What the task requires – Write out the data word for word, taking care that no picture is carried over.

Data for analysis –
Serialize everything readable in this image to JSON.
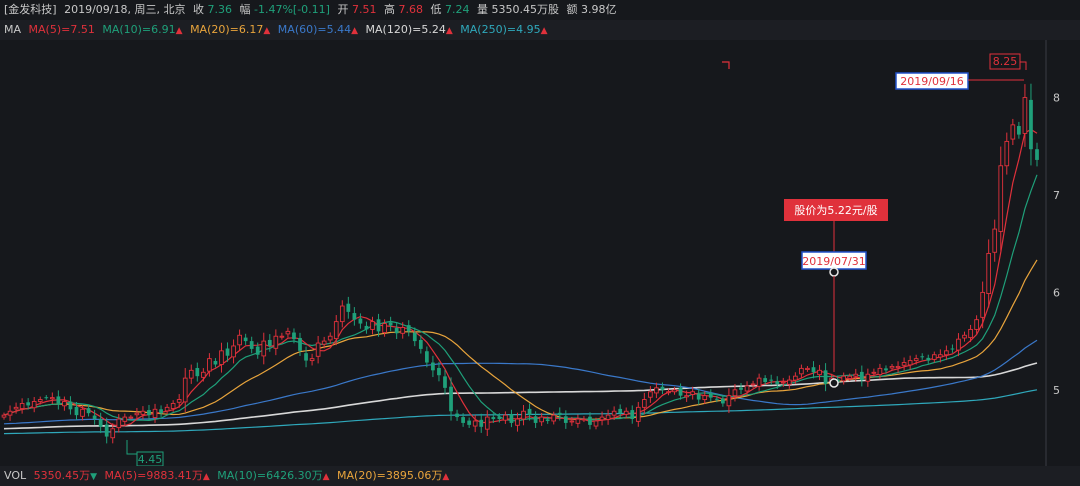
{
  "header": {
    "stock_name": "[金发科技]",
    "date_info": "2019/09/18, 周三, 北京",
    "close_label": "收",
    "close_value": "7.36",
    "change_label": "幅",
    "change_value": "-1.47%",
    "change_abs": "[-0.11]",
    "open_label": "开",
    "open_value": "7.51",
    "high_label": "高",
    "high_value": "7.68",
    "low_label": "低",
    "low_value": "7.24",
    "volume_label": "量",
    "volume_value": "5350.45万股",
    "amount_label": "额",
    "amount_value": "3.98亿"
  },
  "ma_legend": {
    "title": "MA",
    "items": [
      {
        "label": "MA(5)=7.51",
        "color": "#e0313b"
      },
      {
        "label": "MA(10)=6.91",
        "color": "#1fa07a"
      },
      {
        "label": "MA(20)=6.17",
        "color": "#e8a43c"
      },
      {
        "label": "MA(60)=5.44",
        "color": "#3a78c9"
      },
      {
        "label": "MA(120)=5.24",
        "color": "#d8d8d8"
      },
      {
        "label": "MA(250)=4.95",
        "color": "#2fa8bb"
      }
    ]
  },
  "vol_legend": {
    "title": "VOL",
    "items": [
      {
        "label": "5350.45万",
        "color": "#e0313b",
        "arrow": "down"
      },
      {
        "label": "MA(5)=9883.41万",
        "color": "#e0313b",
        "arrow": "up"
      },
      {
        "label": "MA(10)=6426.30万",
        "color": "#1fa07a",
        "arrow": "up"
      },
      {
        "label": "MA(20)=3895.06万",
        "color": "#e8a43c",
        "arrow": "up"
      }
    ]
  },
  "annotations": {
    "high_price": "8.25",
    "high_date": "2019/09/16",
    "mid_date": "2019/07/31",
    "mid_note": "股价为5.22元/股",
    "low_price": "4.45"
  },
  "chart_data": {
    "type": "candlestick",
    "yticks": [
      "8",
      "7",
      "6",
      "5"
    ],
    "ylim": [
      4.3,
      8.55
    ],
    "ma_colors": {
      "ma5": "#e0313b",
      "ma10": "#1fa07a",
      "ma20": "#e8a43c",
      "ma60": "#3a78c9",
      "ma120": "#d8d8d8",
      "ma250": "#2fa8bb"
    },
    "up_color": "#e0313b",
    "down_color": "#1fa07a",
    "close": [
      4.74,
      4.78,
      4.82,
      4.86,
      4.84,
      4.88,
      4.9,
      4.92,
      4.92,
      4.86,
      4.88,
      4.8,
      4.74,
      4.8,
      4.76,
      4.7,
      4.62,
      4.52,
      4.6,
      4.7,
      4.72,
      4.72,
      4.76,
      4.78,
      4.74,
      4.8,
      4.76,
      4.82,
      4.86,
      4.9,
      5.12,
      5.2,
      5.14,
      5.18,
      5.32,
      5.26,
      5.4,
      5.35,
      5.45,
      5.56,
      5.5,
      5.42,
      5.36,
      5.5,
      5.45,
      5.55,
      5.55,
      5.6,
      5.52,
      5.4,
      5.3,
      5.32,
      5.48,
      5.5,
      5.55,
      5.7,
      5.86,
      5.8,
      5.72,
      5.68,
      5.62,
      5.7,
      5.6,
      5.68,
      5.66,
      5.58,
      5.64,
      5.6,
      5.5,
      5.42,
      5.28,
      5.2,
      5.15,
      5.02,
      4.78,
      4.72,
      4.66,
      4.64,
      4.68,
      4.62,
      4.72,
      4.7,
      4.7,
      4.74,
      4.66,
      4.7,
      4.78,
      4.74,
      4.66,
      4.72,
      4.68,
      4.74,
      4.74,
      4.66,
      4.68,
      4.7,
      4.7,
      4.64,
      4.68,
      4.72,
      4.74,
      4.78,
      4.76,
      4.78,
      4.7,
      4.82,
      4.9,
      4.98,
      5.02,
      5.0,
      4.98,
      5.0,
      4.94,
      4.94,
      4.98,
      4.9,
      4.94,
      4.92,
      4.9,
      4.86,
      4.94,
      5.0,
      5.0,
      5.04,
      5.06,
      5.12,
      5.08,
      5.1,
      5.06,
      5.08,
      5.1,
      5.14,
      5.22,
      5.22,
      5.18,
      5.2,
      5.06,
      5.12,
      5.08,
      5.14,
      5.14,
      5.16,
      5.1,
      5.16,
      5.18,
      5.22,
      5.2,
      5.24,
      5.24,
      5.28,
      5.3,
      5.32,
      5.34,
      5.3,
      5.36,
      5.36,
      5.4,
      5.42,
      5.52,
      5.56,
      5.62,
      5.72,
      6.0,
      6.4,
      6.65,
      7.3,
      7.55,
      7.72,
      7.62,
      8.0,
      7.47,
      7.36
    ],
    "labels": [
      "2019/09/16",
      "2019/07/31"
    ]
  }
}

Reply to the exercise –
Serialize everything readable in this image to JSON.
{
  "header": {
    "stock_name": "[金发科技]",
    "date_info": "2019/09/18, 周三, 北京",
    "close_label": "收",
    "close_value": "7.36",
    "change_label": "幅",
    "change_value": "-1.47%",
    "change_abs": "[-0.11]",
    "open_label": "开",
    "open_value": "7.51",
    "high_label": "高",
    "high_value": "7.68",
    "low_label": "低",
    "low_value": "7.24",
    "volume_label": "量",
    "volume_value": "5350.45万股",
    "amount_label": "额",
    "amount_value": "3.98亿"
  },
  "ma_legend": {
    "title": "MA",
    "items": [
      {
        "label": "MA(5)=7.51",
        "color": "#e0313b"
      },
      {
        "label": "MA(10)=6.91",
        "color": "#1fa07a"
      },
      {
        "label": "MA(20)=6.17",
        "color": "#e8a43c"
      },
      {
        "label": "MA(60)=5.44",
        "color": "#3a78c9"
      },
      {
        "label": "MA(120)=5.24",
        "color": "#d8d8d8"
      },
      {
        "label": "MA(250)=4.95",
        "color": "#2fa8bb"
      }
    ]
  },
  "vol_legend": {
    "title": "VOL",
    "items": [
      {
        "label": "5350.45万",
        "color": "#e0313b",
        "arrow": "down"
      },
      {
        "label": "MA(5)=9883.41万",
        "color": "#e0313b",
        "arrow": "up"
      },
      {
        "label": "MA(10)=6426.30万",
        "color": "#1fa07a",
        "arrow": "up"
      },
      {
        "label": "MA(20)=3895.06万",
        "color": "#e8a43c",
        "arrow": "up"
      }
    ]
  },
  "annotations": {
    "high_price": "8.25",
    "high_date": "2019/09/16",
    "mid_date": "2019/07/31",
    "mid_note": "股价为5.22元/股",
    "low_price": "4.45"
  },
  "chart_data": {
    "type": "candlestick",
    "yticks": [
      "8",
      "7",
      "6",
      "5"
    ],
    "ylim": [
      4.3,
      8.55
    ],
    "ma_colors": {
      "ma5": "#e0313b",
      "ma10": "#1fa07a",
      "ma20": "#e8a43c",
      "ma60": "#3a78c9",
      "ma120": "#d8d8d8",
      "ma250": "#2fa8bb"
    },
    "up_color": "#e0313b",
    "down_color": "#1fa07a",
    "close": [
      4.74,
      4.78,
      4.82,
      4.86,
      4.84,
      4.88,
      4.9,
      4.92,
      4.92,
      4.86,
      4.88,
      4.8,
      4.74,
      4.8,
      4.76,
      4.7,
      4.62,
      4.52,
      4.6,
      4.7,
      4.72,
      4.72,
      4.76,
      4.78,
      4.74,
      4.8,
      4.76,
      4.82,
      4.86,
      4.9,
      5.12,
      5.2,
      5.14,
      5.18,
      5.32,
      5.26,
      5.4,
      5.35,
      5.45,
      5.56,
      5.5,
      5.42,
      5.36,
      5.5,
      5.45,
      5.55,
      5.55,
      5.6,
      5.52,
      5.4,
      5.3,
      5.32,
      5.48,
      5.5,
      5.55,
      5.7,
      5.86,
      5.8,
      5.72,
      5.68,
      5.62,
      5.7,
      5.6,
      5.68,
      5.66,
      5.58,
      5.64,
      5.6,
      5.5,
      5.42,
      5.28,
      5.2,
      5.15,
      5.02,
      4.78,
      4.72,
      4.66,
      4.64,
      4.68,
      4.62,
      4.72,
      4.7,
      4.7,
      4.74,
      4.66,
      4.7,
      4.78,
      4.74,
      4.66,
      4.72,
      4.68,
      4.74,
      4.74,
      4.66,
      4.68,
      4.7,
      4.7,
      4.64,
      4.68,
      4.72,
      4.74,
      4.78,
      4.76,
      4.78,
      4.7,
      4.82,
      4.9,
      4.98,
      5.02,
      5.0,
      4.98,
      5.0,
      4.94,
      4.94,
      4.98,
      4.9,
      4.94,
      4.92,
      4.9,
      4.86,
      4.94,
      5.0,
      5.0,
      5.04,
      5.06,
      5.12,
      5.08,
      5.1,
      5.06,
      5.08,
      5.1,
      5.14,
      5.22,
      5.22,
      5.18,
      5.2,
      5.06,
      5.12,
      5.08,
      5.14,
      5.14,
      5.16,
      5.1,
      5.16,
      5.18,
      5.22,
      5.2,
      5.24,
      5.24,
      5.28,
      5.3,
      5.32,
      5.34,
      5.3,
      5.36,
      5.36,
      5.4,
      5.42,
      5.52,
      5.56,
      5.62,
      5.72,
      6.0,
      6.4,
      6.65,
      7.3,
      7.55,
      7.72,
      7.62,
      8.0,
      7.47,
      7.36
    ],
    "labels": [
      "2019/09/16",
      "2019/07/31"
    ]
  }
}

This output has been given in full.